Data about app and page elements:
====================

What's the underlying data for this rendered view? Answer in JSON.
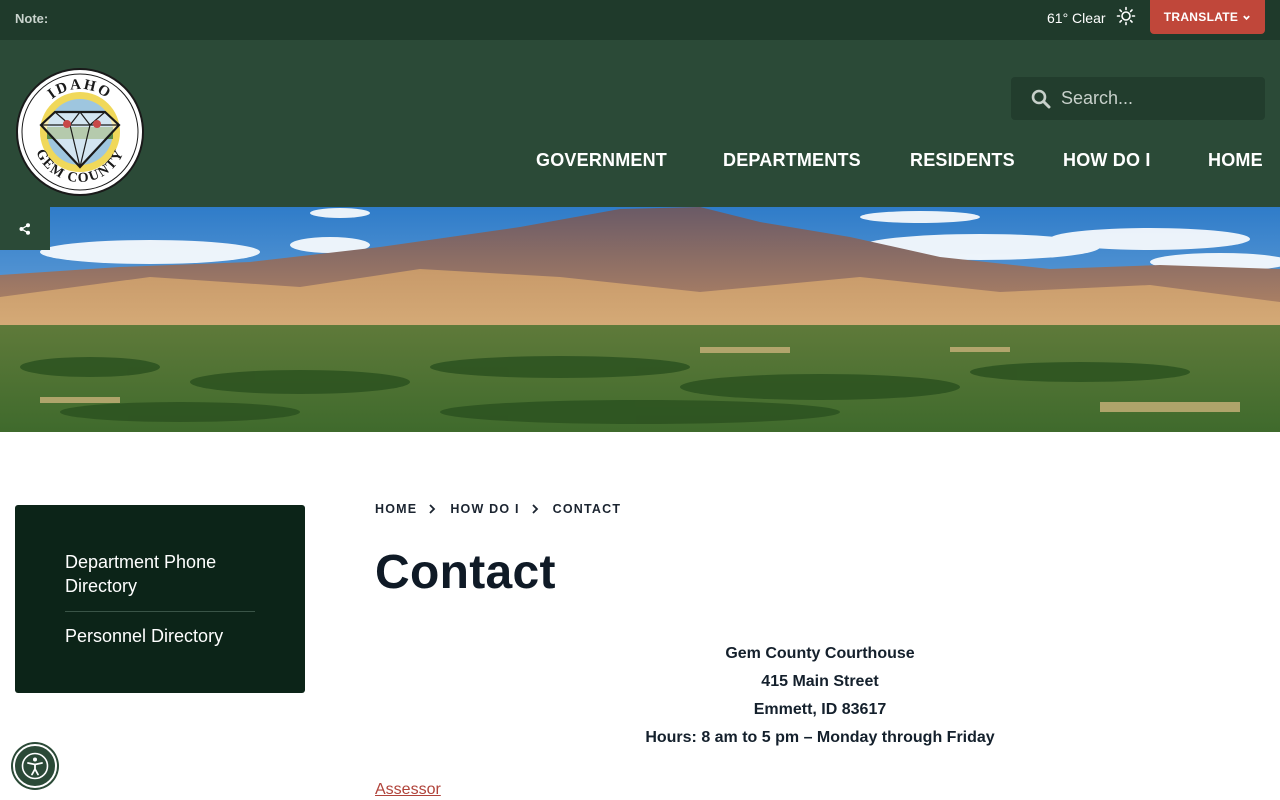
{
  "topbar": {
    "note_label": "Note:",
    "weather": "61° Clear",
    "weather_icon": "sun-icon",
    "translate_label": "TRANSLATE"
  },
  "header": {
    "logo_text_top": "IDAHO",
    "logo_text_bottom": "GEM COUNTY",
    "search_placeholder": "Search...",
    "nav": [
      "GOVERNMENT",
      "DEPARTMENTS",
      "RESIDENTS",
      "HOW DO I",
      "HOME"
    ]
  },
  "sidebar": {
    "items": [
      "Department Phone Directory",
      "Personnel Directory"
    ]
  },
  "breadcrumb": [
    "HOME",
    "HOW DO I",
    "CONTACT"
  ],
  "page": {
    "title": "Contact",
    "address_lines": [
      "Gem County Courthouse",
      "415 Main Street",
      "Emmett, ID 83617",
      "Hours: 8 am to 5 pm – Monday through Friday"
    ],
    "links": [
      "Assessor"
    ]
  },
  "colors": {
    "topbar": "#1f3a2b",
    "header": "#2b4a37",
    "sidebar": "#0c2418",
    "accent": "#c0473a",
    "link": "#b0433a"
  }
}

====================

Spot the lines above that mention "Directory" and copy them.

      "Department Phone Directory",
      "Personnel Directory"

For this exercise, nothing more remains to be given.